[Items listed in a dataset]
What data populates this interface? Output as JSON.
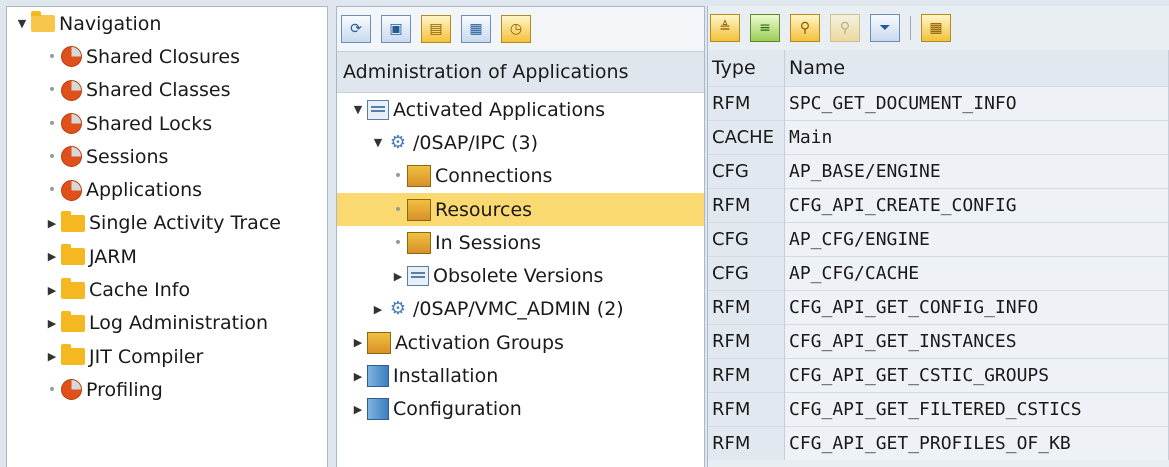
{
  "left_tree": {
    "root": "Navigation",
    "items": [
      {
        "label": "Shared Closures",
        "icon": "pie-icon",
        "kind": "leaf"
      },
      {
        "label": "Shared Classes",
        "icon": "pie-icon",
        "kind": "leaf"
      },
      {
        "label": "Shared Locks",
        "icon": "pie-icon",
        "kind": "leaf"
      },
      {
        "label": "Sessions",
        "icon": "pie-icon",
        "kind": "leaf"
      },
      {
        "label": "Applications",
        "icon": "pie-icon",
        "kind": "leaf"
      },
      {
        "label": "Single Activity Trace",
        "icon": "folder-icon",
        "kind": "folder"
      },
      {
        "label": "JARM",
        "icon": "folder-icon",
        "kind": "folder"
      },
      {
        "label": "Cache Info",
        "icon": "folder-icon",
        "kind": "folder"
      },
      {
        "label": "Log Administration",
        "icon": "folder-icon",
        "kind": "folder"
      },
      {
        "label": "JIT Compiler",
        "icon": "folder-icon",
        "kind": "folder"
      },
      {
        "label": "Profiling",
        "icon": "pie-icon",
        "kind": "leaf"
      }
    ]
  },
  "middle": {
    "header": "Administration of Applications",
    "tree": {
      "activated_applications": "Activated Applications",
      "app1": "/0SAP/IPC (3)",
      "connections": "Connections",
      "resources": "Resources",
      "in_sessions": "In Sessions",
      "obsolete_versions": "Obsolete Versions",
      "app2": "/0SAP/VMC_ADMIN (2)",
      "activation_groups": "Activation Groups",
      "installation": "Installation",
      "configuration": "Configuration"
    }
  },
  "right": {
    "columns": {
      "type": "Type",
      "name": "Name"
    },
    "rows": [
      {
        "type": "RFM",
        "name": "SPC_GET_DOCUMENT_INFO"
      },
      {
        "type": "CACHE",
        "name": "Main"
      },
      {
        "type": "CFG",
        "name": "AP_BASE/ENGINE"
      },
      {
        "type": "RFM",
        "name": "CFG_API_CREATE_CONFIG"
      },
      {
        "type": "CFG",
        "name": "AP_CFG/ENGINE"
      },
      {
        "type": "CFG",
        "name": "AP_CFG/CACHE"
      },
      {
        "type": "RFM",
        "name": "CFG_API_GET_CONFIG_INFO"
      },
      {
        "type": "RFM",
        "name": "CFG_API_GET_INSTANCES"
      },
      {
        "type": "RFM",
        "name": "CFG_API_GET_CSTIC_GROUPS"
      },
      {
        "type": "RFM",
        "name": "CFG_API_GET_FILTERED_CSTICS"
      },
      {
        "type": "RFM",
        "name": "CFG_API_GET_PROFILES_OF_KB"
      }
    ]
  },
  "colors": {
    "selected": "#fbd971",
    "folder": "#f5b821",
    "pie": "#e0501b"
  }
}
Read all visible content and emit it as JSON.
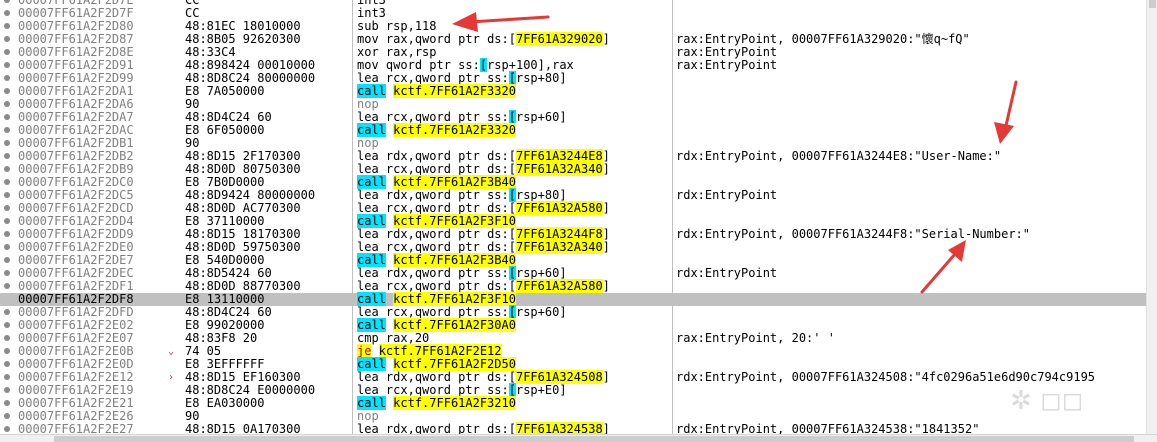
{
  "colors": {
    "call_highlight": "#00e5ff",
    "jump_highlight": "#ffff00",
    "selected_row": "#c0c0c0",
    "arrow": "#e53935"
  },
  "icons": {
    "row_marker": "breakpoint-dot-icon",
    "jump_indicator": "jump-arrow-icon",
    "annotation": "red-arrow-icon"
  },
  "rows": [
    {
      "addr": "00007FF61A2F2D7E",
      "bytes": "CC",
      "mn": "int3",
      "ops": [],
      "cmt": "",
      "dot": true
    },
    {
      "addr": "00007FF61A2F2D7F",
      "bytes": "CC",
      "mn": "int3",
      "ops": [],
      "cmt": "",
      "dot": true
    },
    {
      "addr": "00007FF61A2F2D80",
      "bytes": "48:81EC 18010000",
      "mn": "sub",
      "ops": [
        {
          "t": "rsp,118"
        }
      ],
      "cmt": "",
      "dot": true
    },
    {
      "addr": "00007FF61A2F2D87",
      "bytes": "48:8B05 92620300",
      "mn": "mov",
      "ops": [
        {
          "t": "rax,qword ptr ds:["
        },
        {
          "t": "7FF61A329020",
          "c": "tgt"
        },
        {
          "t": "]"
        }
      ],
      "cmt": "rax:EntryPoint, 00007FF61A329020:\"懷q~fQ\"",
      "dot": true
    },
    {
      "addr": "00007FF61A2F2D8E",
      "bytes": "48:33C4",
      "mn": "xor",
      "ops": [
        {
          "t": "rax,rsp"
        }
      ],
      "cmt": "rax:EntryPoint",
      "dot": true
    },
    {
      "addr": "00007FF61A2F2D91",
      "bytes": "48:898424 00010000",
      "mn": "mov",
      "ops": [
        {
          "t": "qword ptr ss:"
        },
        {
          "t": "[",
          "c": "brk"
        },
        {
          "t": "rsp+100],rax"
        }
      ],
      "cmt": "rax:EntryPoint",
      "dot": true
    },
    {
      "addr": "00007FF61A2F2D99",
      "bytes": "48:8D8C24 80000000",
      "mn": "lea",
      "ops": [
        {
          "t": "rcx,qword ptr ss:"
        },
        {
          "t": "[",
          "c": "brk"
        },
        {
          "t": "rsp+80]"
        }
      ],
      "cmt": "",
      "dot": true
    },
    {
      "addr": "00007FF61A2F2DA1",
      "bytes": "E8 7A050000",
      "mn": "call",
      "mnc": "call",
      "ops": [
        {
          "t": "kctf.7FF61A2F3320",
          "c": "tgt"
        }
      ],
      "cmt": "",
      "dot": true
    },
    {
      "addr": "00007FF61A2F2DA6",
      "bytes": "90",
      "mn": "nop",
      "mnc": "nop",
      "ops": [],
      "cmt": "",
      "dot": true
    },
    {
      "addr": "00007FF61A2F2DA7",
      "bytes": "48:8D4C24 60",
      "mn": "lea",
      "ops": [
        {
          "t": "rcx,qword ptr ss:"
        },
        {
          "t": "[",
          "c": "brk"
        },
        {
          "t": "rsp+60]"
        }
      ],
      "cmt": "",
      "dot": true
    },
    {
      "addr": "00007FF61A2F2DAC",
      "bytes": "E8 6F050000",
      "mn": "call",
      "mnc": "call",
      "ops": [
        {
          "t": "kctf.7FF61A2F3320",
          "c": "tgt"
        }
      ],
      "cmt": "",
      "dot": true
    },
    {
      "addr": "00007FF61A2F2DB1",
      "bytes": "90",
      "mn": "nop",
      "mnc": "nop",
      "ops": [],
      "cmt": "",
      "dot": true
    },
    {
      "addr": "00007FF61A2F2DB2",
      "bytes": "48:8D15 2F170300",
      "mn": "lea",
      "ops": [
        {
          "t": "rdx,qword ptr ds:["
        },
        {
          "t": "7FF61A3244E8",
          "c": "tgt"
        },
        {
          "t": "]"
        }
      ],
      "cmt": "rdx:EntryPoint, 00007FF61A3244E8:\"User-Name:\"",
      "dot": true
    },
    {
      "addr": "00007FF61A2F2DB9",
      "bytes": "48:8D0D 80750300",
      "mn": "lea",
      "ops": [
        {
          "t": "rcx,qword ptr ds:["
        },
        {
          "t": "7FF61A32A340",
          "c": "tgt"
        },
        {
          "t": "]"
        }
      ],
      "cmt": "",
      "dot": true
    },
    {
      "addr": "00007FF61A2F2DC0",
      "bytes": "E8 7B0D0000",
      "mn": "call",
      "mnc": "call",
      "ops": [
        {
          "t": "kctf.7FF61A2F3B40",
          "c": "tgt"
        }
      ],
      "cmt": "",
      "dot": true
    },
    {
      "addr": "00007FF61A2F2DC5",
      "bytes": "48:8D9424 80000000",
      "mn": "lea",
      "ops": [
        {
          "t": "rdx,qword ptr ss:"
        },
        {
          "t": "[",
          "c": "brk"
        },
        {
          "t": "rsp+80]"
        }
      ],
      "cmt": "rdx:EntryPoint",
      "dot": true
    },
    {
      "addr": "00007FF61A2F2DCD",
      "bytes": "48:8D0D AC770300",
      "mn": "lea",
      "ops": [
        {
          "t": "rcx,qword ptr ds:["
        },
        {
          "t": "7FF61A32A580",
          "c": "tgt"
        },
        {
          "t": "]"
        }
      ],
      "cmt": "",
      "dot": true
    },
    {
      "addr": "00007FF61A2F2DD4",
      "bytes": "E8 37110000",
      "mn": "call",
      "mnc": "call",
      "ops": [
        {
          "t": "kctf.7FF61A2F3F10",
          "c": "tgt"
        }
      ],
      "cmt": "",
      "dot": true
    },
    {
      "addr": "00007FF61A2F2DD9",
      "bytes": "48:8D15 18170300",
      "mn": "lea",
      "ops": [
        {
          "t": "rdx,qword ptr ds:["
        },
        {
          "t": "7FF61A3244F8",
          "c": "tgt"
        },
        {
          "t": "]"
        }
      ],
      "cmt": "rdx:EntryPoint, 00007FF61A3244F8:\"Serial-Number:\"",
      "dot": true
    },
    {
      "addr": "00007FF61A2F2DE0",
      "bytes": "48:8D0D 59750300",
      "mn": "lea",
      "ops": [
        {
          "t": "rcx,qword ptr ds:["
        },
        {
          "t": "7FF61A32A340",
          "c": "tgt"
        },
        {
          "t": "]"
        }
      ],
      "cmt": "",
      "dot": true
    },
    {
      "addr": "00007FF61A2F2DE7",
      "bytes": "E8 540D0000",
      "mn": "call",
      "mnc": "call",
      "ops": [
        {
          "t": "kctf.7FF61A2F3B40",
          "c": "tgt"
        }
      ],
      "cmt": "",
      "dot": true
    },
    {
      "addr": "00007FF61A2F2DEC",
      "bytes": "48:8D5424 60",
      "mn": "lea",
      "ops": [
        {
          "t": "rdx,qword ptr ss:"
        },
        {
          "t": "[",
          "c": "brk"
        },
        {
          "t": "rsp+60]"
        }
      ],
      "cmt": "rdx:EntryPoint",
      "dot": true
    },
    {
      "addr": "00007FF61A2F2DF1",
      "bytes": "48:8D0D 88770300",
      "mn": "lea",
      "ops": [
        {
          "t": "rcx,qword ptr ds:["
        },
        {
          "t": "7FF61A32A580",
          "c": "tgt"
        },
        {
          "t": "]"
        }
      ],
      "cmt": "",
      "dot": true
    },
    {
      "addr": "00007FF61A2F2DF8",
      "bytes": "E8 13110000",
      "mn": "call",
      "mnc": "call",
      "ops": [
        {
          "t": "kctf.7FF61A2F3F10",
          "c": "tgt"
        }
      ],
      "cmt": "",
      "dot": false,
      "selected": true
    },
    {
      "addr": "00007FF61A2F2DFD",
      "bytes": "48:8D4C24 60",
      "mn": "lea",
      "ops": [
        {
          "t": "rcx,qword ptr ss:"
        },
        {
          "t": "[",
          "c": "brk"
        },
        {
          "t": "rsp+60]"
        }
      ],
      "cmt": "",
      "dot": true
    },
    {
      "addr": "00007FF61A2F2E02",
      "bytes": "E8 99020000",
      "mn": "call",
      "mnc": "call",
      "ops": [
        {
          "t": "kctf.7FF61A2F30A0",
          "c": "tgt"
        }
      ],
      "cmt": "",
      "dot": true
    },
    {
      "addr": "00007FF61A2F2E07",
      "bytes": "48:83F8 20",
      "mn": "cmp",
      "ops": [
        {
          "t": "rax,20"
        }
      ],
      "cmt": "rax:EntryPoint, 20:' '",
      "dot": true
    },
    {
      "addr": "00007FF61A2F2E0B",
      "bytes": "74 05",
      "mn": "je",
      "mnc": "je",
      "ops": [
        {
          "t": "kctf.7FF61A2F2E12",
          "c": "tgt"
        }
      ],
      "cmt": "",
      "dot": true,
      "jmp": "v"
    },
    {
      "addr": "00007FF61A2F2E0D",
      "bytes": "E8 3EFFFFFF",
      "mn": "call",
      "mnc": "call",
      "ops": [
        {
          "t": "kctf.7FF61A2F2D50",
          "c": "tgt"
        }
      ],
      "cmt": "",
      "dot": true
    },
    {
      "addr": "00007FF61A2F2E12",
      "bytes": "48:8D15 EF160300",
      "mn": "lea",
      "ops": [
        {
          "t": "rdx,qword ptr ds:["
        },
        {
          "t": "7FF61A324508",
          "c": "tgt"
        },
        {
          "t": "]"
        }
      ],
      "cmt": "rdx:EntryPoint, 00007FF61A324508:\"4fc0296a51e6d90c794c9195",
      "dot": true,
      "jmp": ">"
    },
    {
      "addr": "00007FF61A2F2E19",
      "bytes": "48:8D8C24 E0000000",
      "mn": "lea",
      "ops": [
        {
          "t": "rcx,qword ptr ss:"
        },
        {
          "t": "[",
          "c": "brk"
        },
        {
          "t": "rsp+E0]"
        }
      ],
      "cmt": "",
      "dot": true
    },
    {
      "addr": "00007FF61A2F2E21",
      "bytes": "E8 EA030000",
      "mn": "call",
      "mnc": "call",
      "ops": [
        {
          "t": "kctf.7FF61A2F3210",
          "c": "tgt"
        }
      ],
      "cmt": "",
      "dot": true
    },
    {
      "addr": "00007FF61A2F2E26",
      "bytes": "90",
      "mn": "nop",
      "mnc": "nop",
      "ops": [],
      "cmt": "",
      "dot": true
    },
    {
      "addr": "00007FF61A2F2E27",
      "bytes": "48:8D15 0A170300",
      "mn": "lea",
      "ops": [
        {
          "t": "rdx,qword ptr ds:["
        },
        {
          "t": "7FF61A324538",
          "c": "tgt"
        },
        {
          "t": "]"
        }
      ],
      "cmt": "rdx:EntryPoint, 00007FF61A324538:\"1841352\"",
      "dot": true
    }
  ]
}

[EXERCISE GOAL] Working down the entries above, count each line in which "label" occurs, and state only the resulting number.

[RESULT FOR THIS TASK] 11